The Casquet of Literature
I want to write something about Emerson’s poem “The Romany Girl,” which was first published in the first issue of Atlantic Monthly (1857), then in Emerson’s second and last book of poems, May-Day and Other Pieces (1867). The poem was subsequently reprinted in a variety of contexts, including the British anthology illustrated on the left. The title of that anthology and the title page for the first volume, the one in which “The Romany Girl” appeared, are so suggestive of Emerson’s fate as a poet, that I thought I’d savor the image while preparing my notes on the poem.
Emerson is hardly the only poet buried in literature, but he at least is remembered from time to time, his casket lifted up and admired, for its craftsmanship and sturdiness, perhaps, or out of fondness for the memory of his prose.

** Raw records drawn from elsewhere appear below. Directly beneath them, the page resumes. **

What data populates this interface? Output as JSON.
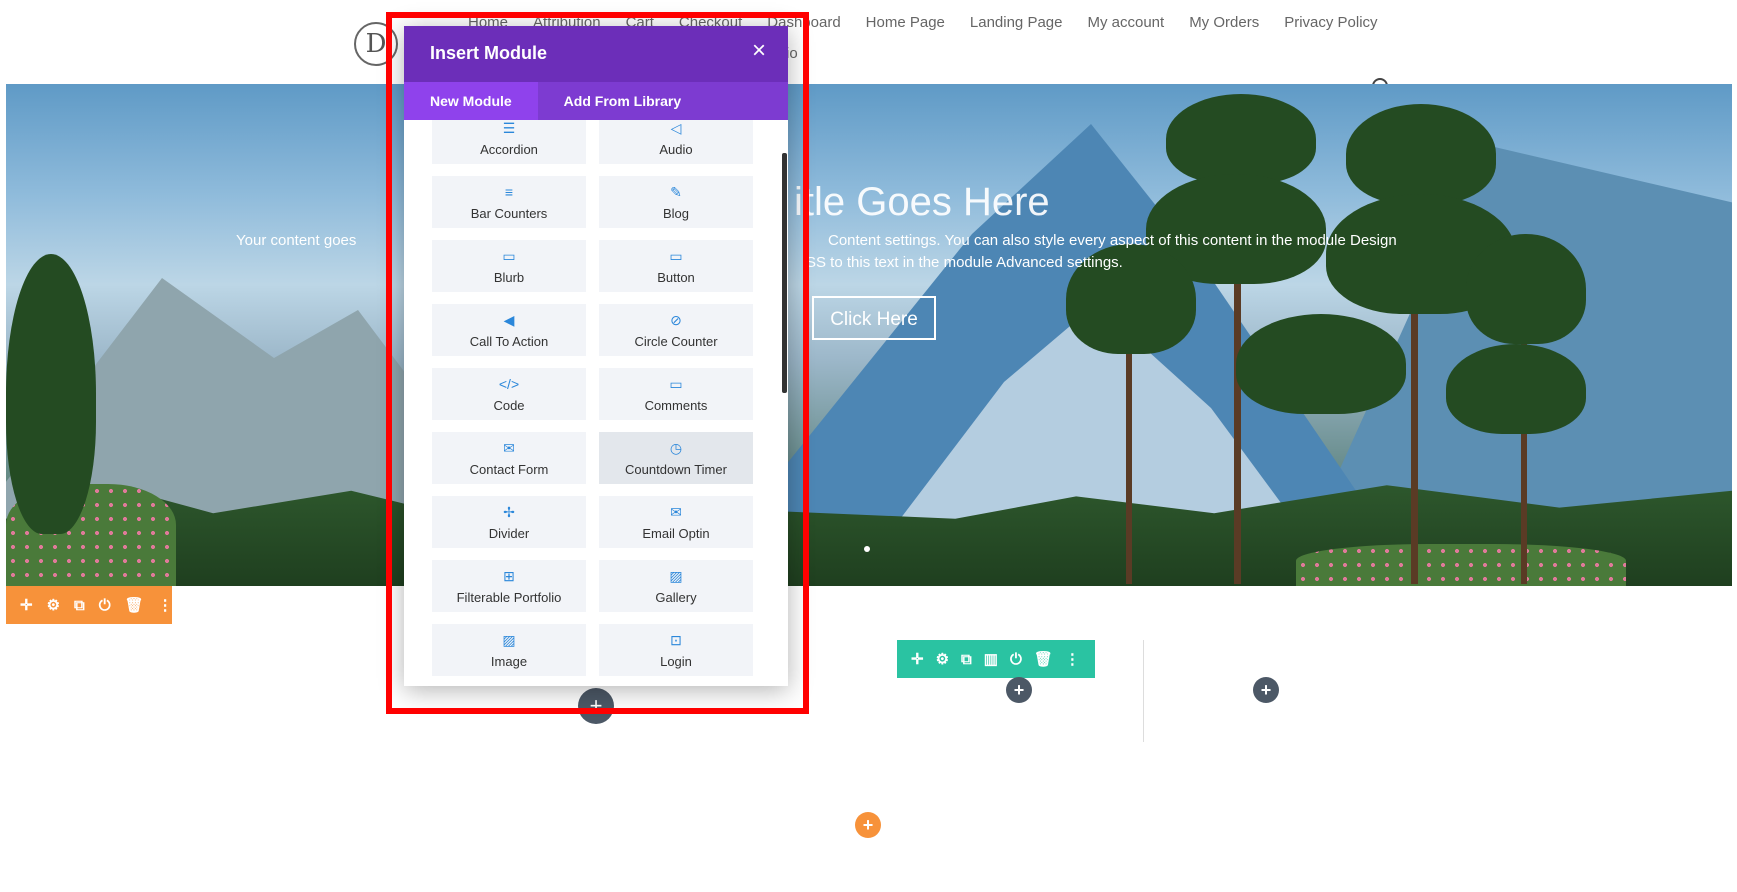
{
  "nav": {
    "logo": "D",
    "items": [
      "Home",
      "Attribution",
      "Cart",
      "Checkout",
      "Dashboard",
      "Home Page",
      "Landing Page",
      "My account",
      "My Orders",
      "Privacy Policy"
    ],
    "sub_item": "io"
  },
  "hero": {
    "title": "itle Goes Here",
    "text_left": "Your content goes",
    "text_right": "Content settings. You can also style every aspect of this content in the module Design",
    "text_line2": "SS to this text in the module Advanced settings.",
    "button": "Click Here"
  },
  "modal": {
    "title": "Insert Module",
    "close": "×",
    "tabs": [
      "New Module",
      "Add From Library"
    ],
    "modules": [
      {
        "label": "Accordion",
        "icon": "☰"
      },
      {
        "label": "Audio",
        "icon": "◁"
      },
      {
        "label": "Bar Counters",
        "icon": "≡"
      },
      {
        "label": "Blog",
        "icon": "✎"
      },
      {
        "label": "Blurb",
        "icon": "▭"
      },
      {
        "label": "Button",
        "icon": "▭"
      },
      {
        "label": "Call To Action",
        "icon": "◀"
      },
      {
        "label": "Circle Counter",
        "icon": "⊘"
      },
      {
        "label": "Code",
        "icon": "</>"
      },
      {
        "label": "Comments",
        "icon": "▭"
      },
      {
        "label": "Contact Form",
        "icon": "✉"
      },
      {
        "label": "Countdown Timer",
        "icon": "◷"
      },
      {
        "label": "Divider",
        "icon": "✢"
      },
      {
        "label": "Email Optin",
        "icon": "✉"
      },
      {
        "label": "Filterable Portfolio",
        "icon": "⊞"
      },
      {
        "label": "Gallery",
        "icon": "▨"
      },
      {
        "label": "Image",
        "icon": "▨"
      },
      {
        "label": "Login",
        "icon": "⊡"
      }
    ]
  },
  "colors": {
    "modal_header": "#6c2eb9",
    "modal_tabs": "#7d3bd1",
    "section_toolbar": "#f7923a",
    "row_toolbar": "#2ac3a2",
    "module_icon": "#2b87da",
    "highlight_frame": "#ff0000"
  },
  "toolbars": {
    "section": [
      "✛",
      "⚙",
      "⧉",
      "⏻",
      "🗑",
      "⋮"
    ],
    "row": [
      "✛",
      "⚙",
      "⧉",
      "▥",
      "⏻",
      "🗑",
      "⋮"
    ]
  },
  "add_buttons": [
    "+",
    "+",
    "+",
    "+"
  ]
}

But what of those poets who were simply tumbled into the earth, buried without even a stone to mark their brief time under the sun? What sort of casket has literature given them?
In asking this question, I’m reminded of the story of McDonald Clarke, the mad poet of Broadway, whose funeral was attended by Lydia Maria Child and Walt Whitman. He died penniless, but friends arranged for his burial in Green-Wood Cemetery in Brooklyn, and raised money for an obelisk, which is still standing today, though none of his works remain in print.
I’d like to write about Clarke too someday.